Tuesday, August 11, 2015

How Fear And Pride Hurt Others

You know, I was listening to a sermon over the weekend talking about Faith To Finish and I want to focus this blogpost on one of the points made (by the way, it was a great sermon overall). I turned the point that the pastor made into a series of questions and I want you all to think about my questions and the following example:

Why do we disobey God when He tells us to do something and we do something contrary? Here’s my example: someone comes to me for healing and I pray and ask God to give me a Word to speak to that someone. He gives me the Word, but I disregard the Word and go through the “healing” Scriptures, and lay hands on them and then go on my merry way (when in reality, it’s just to get them out of my face so I can go on with MY business). Now how does that look? Would you say a bit selfish? I also need to say this, there’s nothing wrong with praying a Scripture over someone and laying hands on someone who needs healing. But if I call myself a minister of the Gospel, I’m to be seeking God for a Word (or allow God to speak through me). So my final set of questions are as follows: Why do we disregard a Word that God gives us for either our lives or for someone else’s life? And as we disregard what God is trying to say to us, we parrot Scriptures that we know or deliver a word from our flesh (that’s really designed to manipulate the situation or the someone that really needs a Word from the Lord)?
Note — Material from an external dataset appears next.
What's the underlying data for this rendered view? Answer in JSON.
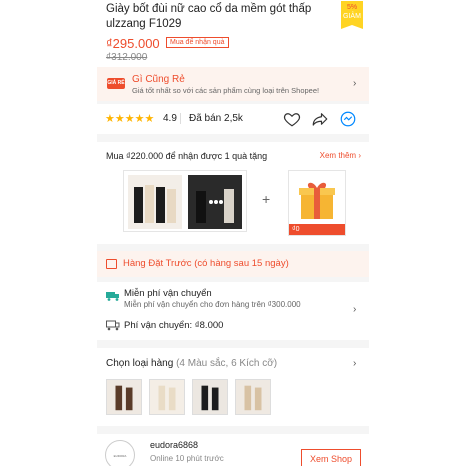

I asked my co-worker this morning that very question and gave her the example I’m giving to you all, and she said this to me: “One of the reasons why we don’t do what God tells us to do is because of ‘fear and pride.’ It’s no different than the story of Jonah. God wanted Jonah to deliver a Word to Ninevah, and he went to Tarshish instead.” I said to her, “oh, you’re preaching good here.”

But that co-worker made me think after she brought up Jonah. It’s one thing to be fearful and prideful, but it’s a tragedy when we hurt others with our fear and our pride. That’s not good.

Let me use a situation that could’ve had a tragic ending. If you’ve read some of my other blogposts, you might have read this – but I want to use this and dissect it as to how fear and pride in people can actually have a tragic effect on a life that’s hurting and actually needing a healing from the pain inside (and more importantly, needing a healing that only God can give).

Back in 2012, I remember a woman posted on social media stating that she was going to take her own life. Now, I’m not condemning anyone who commented underneath her post, but it sure left the question if anyone consulted the Lord when they posted what they did. The majority of the comments were saying the following things, “get over it,” “rebuke the devil,” and some were even calling her a devil (it may not have been that specifically, but I know they called her anything but a child of God). I allowed God’s Spirit to speak to my heart and spirit because it was broken when I read that at 5:30am in the morning. God gave me specific instructions to approach this situation. He said to inbox her these words, “if you happen to get this message, give me a call and here’s my number.” About 4 hours later, she called me and all I said was this: “you have my undivided attention, talk to me.” She shared what was on her heart and all I did was listen to her heart. Just a simple ear to a hurting soul can help prevent suicide.

So, you could say this blogpost is really a #MayneMan admonishment to us believers. We have got to be so into Christ that we don’t allow fear and pride to cloud our lives and inadvertently destroy the lives of others.

Now that I’ve said all of that, let’s discuss this.


The Mayne Man